▶ _THE INPUT_

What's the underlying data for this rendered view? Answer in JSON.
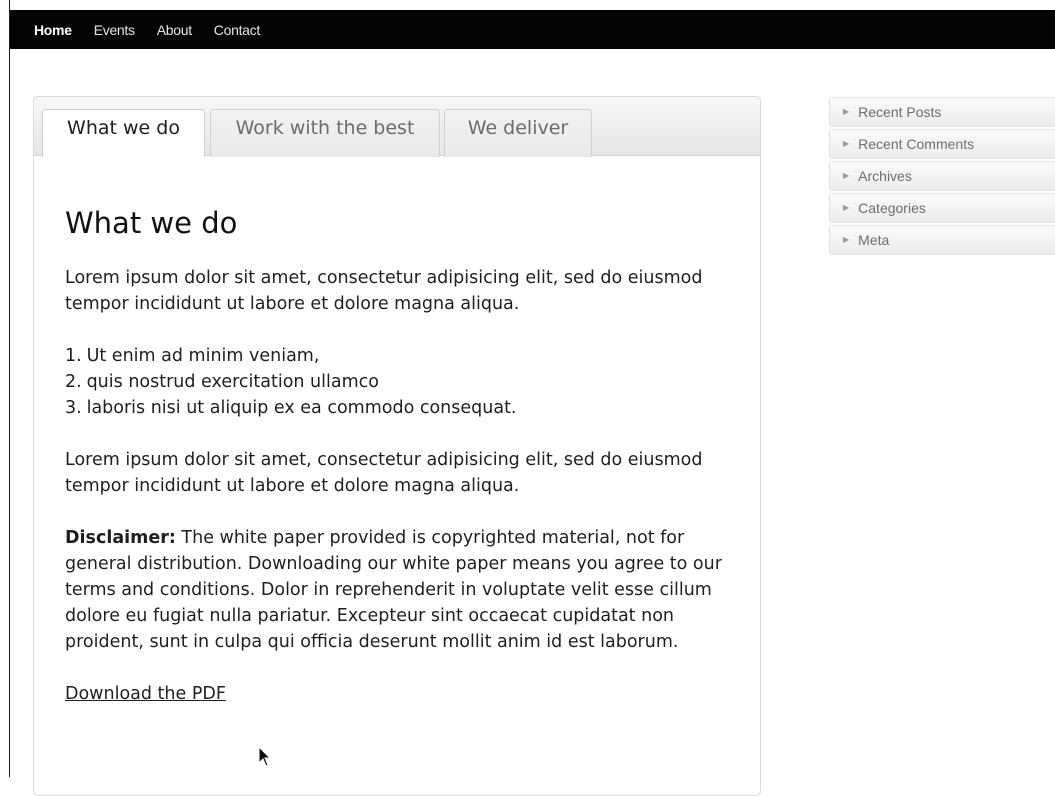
{
  "nav": {
    "items": [
      {
        "label": "Home"
      },
      {
        "label": "Events"
      },
      {
        "label": "About"
      },
      {
        "label": "Contact"
      }
    ]
  },
  "tabs": [
    {
      "label": "What we do"
    },
    {
      "label": "Work with the best"
    },
    {
      "label": "We deliver"
    }
  ],
  "content": {
    "heading": "What we do",
    "para1": "Lorem ipsum dolor sit amet, consectetur adipisicing elit, sed do eiusmod tempor incididunt ut labore et dolore magna aliqua.",
    "list": [
      {
        "num": "1.",
        "text": "Ut enim ad minim veniam,"
      },
      {
        "num": "2.",
        "text": "quis nostrud exercitation ullamco"
      },
      {
        "num": "3.",
        "text": "laboris nisi ut aliquip ex ea commodo consequat."
      }
    ],
    "para2": "Lorem ipsum dolor sit amet, consectetur adipisicing elit, sed do eiusmod tempor incididunt ut labore et dolore magna aliqua.",
    "disclaimer_label": "Disclaimer:",
    "disclaimer_text": " The white paper provided is copyrighted material, not for general distribution. Downloading our white paper means you agree to our terms and conditions. Dolor in reprehenderit in voluptate velit esse cillum dolore eu fugiat nulla pariatur. Excepteur sint occaecat cupidatat non proident, sunt in culpa qui officia deserunt mollit anim id est laborum.",
    "download_link": "Download the PDF"
  },
  "sidebar": {
    "widgets": [
      {
        "label": "Recent Posts",
        "icon": "triangle-right-icon"
      },
      {
        "label": "Recent Comments",
        "icon": "triangle-right-icon"
      },
      {
        "label": "Archives",
        "icon": "triangle-right-icon"
      },
      {
        "label": "Categories",
        "icon": "triangle-right-icon"
      },
      {
        "label": "Meta",
        "icon": "triangle-right-icon"
      }
    ]
  },
  "colors": {
    "nav_bg": "#050505",
    "panel_border": "#d9d9d9",
    "text": "#1f1f1f"
  }
}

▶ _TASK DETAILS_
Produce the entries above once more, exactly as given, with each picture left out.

▶ _WORKED SOLUTION_
What's the underlying data for this rendered view? Answer in JSON.
{
  "nav": {
    "items": [
      {
        "label": "Home"
      },
      {
        "label": "Events"
      },
      {
        "label": "About"
      },
      {
        "label": "Contact"
      }
    ]
  },
  "tabs": [
    {
      "label": "What we do"
    },
    {
      "label": "Work with the best"
    },
    {
      "label": "We deliver"
    }
  ],
  "content": {
    "heading": "What we do",
    "para1": "Lorem ipsum dolor sit amet, consectetur adipisicing elit, sed do eiusmod tempor incididunt ut labore et dolore magna aliqua.",
    "list": [
      {
        "num": "1.",
        "text": "Ut enim ad minim veniam,"
      },
      {
        "num": "2.",
        "text": "quis nostrud exercitation ullamco"
      },
      {
        "num": "3.",
        "text": "laboris nisi ut aliquip ex ea commodo consequat."
      }
    ],
    "para2": "Lorem ipsum dolor sit amet, consectetur adipisicing elit, sed do eiusmod tempor incididunt ut labore et dolore magna aliqua.",
    "disclaimer_label": "Disclaimer:",
    "disclaimer_text": " The white paper provided is copyrighted material, not for general distribution. Downloading our white paper means you agree to our terms and conditions. Dolor in reprehenderit in voluptate velit esse cillum dolore eu fugiat nulla pariatur. Excepteur sint occaecat cupidatat non proident, sunt in culpa qui officia deserunt mollit anim id est laborum.",
    "download_link": "Download the PDF"
  },
  "sidebar": {
    "widgets": [
      {
        "label": "Recent Posts",
        "icon": "triangle-right-icon"
      },
      {
        "label": "Recent Comments",
        "icon": "triangle-right-icon"
      },
      {
        "label": "Archives",
        "icon": "triangle-right-icon"
      },
      {
        "label": "Categories",
        "icon": "triangle-right-icon"
      },
      {
        "label": "Meta",
        "icon": "triangle-right-icon"
      }
    ]
  },
  "colors": {
    "nav_bg": "#050505",
    "panel_border": "#d9d9d9",
    "text": "#1f1f1f"
  }
}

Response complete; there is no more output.